New article in The Linacre. Percy was concerned with spiritual suicide at heart—despair, made explicit to him by Kierkegaard—resembling Victor Frankl’s concern with meaning and the current “existential vacuum” (Desmond 2005). However, the novelist’s theological mooring gave him a stronger platform to map postmodern man’s search for meaning, making him a prime example for physicians…

Herb Simon and Wim Wenders

Here’s an interesting discussion paper that caught my eye. I couldn’t resist a title with Simon and most improbably, Wenders, in it. Ethics is then also involved. As Wenders emphasised, freedom is at risk when the capacity of self-reflection and self-elaboration becomes weaker: when humans are not autonomous in their capacity of thinking and deciding…

The Moviegoer: Reissue

Reissue of Percy’s first novel with an afterword by Paul Elie. (Are there two afterwords? — both Elie and Richard Ford are listed). existentialismnew orleansPaul Eliephilosophical literatureRichard Fordthe moviegoerWalker Percy

Walker Percy, Philosopher (12)

Forthcoming: Walker Percy, Philosopher. Percy on the Allure of Violence and Destruction Brian A. Smith Anxiety concerning the decline and fall of civilization appears throughout Walker Percy’s body of work. Smith argues that what sets Percy’s account of this issue apart from others rests in his preoccupation not so much with depicting actual disaster for what…

Tragic Sense Of Life

One doesn’t have to be Catholic, an existentialist, Spanish, nor indeed even a “believer” of any sort, to appreciate Miguel de Unamuno. One only needs an appreciation of a distinctive quality of mind — but that intellectual virtue, what with the prevailing lazy abridgments characteristic of ideologues, usually squawking the loudest — is in short supply…

Walker Percy, Philosopher (7)

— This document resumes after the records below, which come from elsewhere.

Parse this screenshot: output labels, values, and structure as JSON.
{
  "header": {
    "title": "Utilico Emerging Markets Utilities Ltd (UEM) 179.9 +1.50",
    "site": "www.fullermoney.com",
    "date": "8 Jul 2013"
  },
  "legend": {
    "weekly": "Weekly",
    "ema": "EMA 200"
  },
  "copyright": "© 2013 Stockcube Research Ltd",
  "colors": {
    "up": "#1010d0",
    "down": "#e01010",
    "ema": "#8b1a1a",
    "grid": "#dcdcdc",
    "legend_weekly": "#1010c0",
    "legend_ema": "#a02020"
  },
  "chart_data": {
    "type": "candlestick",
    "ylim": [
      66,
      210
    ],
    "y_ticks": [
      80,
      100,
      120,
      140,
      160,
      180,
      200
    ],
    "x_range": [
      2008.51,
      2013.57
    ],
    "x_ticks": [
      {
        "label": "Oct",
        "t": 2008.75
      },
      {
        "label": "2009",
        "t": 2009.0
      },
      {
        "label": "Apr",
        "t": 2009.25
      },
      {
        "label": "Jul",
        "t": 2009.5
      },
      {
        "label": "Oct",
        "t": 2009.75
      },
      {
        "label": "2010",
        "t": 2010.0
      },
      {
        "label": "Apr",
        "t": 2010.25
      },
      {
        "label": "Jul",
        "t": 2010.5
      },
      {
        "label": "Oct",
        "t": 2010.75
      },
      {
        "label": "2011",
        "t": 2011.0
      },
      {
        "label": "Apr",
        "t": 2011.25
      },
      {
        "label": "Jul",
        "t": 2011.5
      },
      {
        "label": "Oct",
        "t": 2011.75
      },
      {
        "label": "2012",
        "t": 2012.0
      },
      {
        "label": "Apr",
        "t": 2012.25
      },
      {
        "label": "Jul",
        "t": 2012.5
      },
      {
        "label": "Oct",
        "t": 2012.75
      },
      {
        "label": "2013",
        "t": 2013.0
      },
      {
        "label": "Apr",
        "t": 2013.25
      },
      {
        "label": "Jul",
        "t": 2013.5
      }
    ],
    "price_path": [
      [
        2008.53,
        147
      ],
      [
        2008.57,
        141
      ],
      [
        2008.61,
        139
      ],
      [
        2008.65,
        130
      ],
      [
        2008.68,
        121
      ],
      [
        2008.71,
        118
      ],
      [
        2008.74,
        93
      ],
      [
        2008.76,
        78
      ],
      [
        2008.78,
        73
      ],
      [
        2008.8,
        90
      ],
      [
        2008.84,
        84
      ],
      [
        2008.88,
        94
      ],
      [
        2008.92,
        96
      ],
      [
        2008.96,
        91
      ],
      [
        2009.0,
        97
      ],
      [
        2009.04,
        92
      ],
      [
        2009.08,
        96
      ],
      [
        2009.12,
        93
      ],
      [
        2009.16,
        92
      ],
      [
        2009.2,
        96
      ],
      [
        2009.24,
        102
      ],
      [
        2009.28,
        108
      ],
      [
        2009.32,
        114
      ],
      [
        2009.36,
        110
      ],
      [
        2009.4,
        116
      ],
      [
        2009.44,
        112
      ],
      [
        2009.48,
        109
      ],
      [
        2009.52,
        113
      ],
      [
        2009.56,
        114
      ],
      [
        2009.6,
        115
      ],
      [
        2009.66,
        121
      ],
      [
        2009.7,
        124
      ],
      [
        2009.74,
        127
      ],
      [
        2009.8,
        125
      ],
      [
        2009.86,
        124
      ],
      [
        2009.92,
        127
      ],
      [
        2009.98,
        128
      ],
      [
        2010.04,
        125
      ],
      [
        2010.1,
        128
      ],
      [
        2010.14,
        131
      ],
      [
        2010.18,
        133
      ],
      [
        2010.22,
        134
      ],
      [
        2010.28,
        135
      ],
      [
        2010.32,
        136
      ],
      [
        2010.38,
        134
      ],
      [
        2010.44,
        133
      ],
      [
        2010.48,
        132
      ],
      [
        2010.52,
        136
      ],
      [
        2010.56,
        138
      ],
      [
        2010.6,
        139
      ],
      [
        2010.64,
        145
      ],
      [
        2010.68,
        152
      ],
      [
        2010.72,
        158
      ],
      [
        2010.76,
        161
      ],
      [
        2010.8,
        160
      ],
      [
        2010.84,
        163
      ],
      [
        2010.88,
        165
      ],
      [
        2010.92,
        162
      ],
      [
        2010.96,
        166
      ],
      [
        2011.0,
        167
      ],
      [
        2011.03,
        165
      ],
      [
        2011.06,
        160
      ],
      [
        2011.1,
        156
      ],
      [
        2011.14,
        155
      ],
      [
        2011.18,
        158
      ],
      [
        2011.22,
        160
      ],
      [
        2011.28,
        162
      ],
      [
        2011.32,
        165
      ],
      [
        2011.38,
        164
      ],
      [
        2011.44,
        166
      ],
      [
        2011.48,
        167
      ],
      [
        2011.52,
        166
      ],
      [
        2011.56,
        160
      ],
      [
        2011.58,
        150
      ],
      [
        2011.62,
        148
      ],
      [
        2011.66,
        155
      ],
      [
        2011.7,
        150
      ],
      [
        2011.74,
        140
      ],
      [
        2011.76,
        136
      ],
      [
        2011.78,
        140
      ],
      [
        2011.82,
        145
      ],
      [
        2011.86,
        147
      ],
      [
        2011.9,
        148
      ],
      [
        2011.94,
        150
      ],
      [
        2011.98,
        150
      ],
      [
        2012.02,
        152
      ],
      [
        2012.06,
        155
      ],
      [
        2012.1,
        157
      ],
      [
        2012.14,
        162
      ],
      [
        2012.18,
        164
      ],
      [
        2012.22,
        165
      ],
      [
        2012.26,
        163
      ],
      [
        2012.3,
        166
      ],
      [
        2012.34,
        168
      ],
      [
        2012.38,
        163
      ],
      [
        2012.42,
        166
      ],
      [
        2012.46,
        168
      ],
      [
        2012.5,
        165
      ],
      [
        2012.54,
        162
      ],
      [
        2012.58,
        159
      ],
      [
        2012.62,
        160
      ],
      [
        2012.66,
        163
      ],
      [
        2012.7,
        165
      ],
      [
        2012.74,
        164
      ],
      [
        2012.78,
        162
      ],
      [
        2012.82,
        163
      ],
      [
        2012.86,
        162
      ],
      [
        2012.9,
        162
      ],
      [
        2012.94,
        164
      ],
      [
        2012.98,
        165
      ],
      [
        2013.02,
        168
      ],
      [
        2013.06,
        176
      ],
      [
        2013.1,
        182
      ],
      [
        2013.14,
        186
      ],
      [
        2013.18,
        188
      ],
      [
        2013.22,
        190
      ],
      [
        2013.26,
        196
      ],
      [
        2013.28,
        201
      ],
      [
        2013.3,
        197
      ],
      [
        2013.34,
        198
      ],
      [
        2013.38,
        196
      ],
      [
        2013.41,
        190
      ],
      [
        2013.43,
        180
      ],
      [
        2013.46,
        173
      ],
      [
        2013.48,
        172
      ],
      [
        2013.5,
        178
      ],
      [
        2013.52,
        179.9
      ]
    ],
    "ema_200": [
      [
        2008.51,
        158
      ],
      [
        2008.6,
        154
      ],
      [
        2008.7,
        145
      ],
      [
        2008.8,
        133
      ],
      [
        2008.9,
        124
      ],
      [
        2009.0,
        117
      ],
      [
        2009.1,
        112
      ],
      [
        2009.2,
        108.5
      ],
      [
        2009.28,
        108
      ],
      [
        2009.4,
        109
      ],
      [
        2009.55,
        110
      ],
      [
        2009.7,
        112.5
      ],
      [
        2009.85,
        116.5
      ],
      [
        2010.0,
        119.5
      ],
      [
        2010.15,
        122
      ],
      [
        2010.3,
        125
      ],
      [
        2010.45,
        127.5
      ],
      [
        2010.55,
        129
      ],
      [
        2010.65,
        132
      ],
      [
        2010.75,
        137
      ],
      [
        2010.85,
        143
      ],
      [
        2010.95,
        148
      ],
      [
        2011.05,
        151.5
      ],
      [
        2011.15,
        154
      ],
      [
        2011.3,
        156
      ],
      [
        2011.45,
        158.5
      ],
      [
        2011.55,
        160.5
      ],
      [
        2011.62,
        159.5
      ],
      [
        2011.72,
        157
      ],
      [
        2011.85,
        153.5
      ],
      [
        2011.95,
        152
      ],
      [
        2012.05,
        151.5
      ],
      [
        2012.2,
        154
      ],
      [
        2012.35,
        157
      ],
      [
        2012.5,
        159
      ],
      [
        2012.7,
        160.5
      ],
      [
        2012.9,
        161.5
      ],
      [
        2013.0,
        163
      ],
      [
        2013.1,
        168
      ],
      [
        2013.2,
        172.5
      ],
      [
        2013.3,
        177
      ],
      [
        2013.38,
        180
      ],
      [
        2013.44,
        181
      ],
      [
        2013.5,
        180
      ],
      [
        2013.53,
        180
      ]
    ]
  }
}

Forthcoming: Walker Percy, Philosopher. Walker Percy’s Intersubjectivity: An Existential Semiotic or 3 + 3 = 4 Rhonda McDonnell Rhonda McDonnell argues that Walker Percy’s self-described “radical anthropology” is properly understood as Existentialist semiotics. The cornerstone of this anthropology is his concept of intersubjectivity, which was developed through his examination of language development in humans, his participation…